  • What is your greatest personal achievement?
  • What is the perfect company size?
  • Do you prefer working for small, medium, or large companies?
  • Describe your top three technical skills
  • Do you have reliable transportation?
  • Do you prefer an Apple or a Windows computer?
  • Would you be ok with having work emails on your phone?
  • Is it better to be good and on-time or late but excellent?
  • How would you let your manager know you were going to be late for the day?
  • Do you believe our field is robot-proof?
  • Would you consider yourself to be a professional?
  • What is your greatest fear?
  • What was your best vacation?
  • If you could have a vacation home anywhere in the world, where would it be?
  • Who are your heroes?
  • Do you feel you are adequately compensated for you position?

Do you prefer to work with a team or alone?

  • What qualities make a good leader?
  • What mistake did you make at a company that you learnt the most from?
  • What questions haven’t I asked you?
  • Do you have a personal mission statement?
  • Describe a time you went above-and-beyond at work
  • How would you handle a coworker who wasn’t carrying their weight?
  • How would you handle a coworker who was bossy?
  • Do you consider yourself an organized person?
  • Who was your favorite manager and why?
  • How would you handle a deadline given at the end of the day?
  • How would you handle a work emergency on the weekend?
  • How would you handle an emergency while you were on vacation?
  • Do you feel that our interview process at this company is efficient?

Would you make any changes to it?

  • Have you ever been disrespected at work?

How did you handle it?

  • Are you active on LinkedIn?
  • Are you active on social media?
  • Do you feel we are addicted to our phones and technology?
  • Do you have any questions for me?

All Posts

career employers editorial process

Here at career employer, we focus a lot on providing factually accurate information that is always up to date. We strive to provide correct information using strict editorial processes, article editing and fact checking for all of the information found on our website.

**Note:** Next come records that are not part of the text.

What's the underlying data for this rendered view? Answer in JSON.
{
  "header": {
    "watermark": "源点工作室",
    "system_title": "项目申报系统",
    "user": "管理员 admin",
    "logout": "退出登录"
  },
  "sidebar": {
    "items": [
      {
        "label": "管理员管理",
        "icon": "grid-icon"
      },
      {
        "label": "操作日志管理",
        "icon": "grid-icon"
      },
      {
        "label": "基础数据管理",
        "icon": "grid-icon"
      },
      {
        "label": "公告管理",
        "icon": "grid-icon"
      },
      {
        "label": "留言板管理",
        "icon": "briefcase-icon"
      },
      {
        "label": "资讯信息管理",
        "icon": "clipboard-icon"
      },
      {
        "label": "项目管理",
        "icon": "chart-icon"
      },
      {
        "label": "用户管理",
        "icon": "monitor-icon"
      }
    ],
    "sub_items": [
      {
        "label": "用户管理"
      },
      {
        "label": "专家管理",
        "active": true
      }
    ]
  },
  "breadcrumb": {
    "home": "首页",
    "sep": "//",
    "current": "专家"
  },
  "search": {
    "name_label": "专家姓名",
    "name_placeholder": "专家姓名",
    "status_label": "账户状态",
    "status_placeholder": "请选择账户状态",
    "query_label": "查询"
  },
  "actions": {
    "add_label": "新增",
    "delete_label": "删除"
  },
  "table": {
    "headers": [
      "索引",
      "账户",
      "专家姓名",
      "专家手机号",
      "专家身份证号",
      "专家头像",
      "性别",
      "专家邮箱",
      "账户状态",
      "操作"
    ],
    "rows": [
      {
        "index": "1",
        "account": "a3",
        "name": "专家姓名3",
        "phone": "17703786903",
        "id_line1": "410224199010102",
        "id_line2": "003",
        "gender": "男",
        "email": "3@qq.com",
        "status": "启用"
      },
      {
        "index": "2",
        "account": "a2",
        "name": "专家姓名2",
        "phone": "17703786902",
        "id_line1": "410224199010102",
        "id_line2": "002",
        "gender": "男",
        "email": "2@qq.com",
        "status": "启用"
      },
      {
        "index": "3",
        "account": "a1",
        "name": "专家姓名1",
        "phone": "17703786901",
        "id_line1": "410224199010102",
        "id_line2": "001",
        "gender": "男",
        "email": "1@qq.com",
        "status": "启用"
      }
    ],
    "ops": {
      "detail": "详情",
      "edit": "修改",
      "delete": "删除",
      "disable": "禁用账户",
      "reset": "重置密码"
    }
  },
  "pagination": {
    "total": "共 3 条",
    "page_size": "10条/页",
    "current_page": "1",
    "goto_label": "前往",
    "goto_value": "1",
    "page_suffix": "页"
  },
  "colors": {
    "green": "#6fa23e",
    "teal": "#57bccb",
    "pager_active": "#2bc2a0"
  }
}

We only utilize trustworthy and relevant resources. To find out more, make sure to read our full editorial process page here.

Leave a Comment

How Career Employer Collects Its Data

Lorem ipsum dolor sit amet, consectetur adipiscing elit. Nulla quam velit, vulputate eu pharetra nec, mattis ac neque. Duis vulputate commodo lectus, ac blandit elit tincidunt id.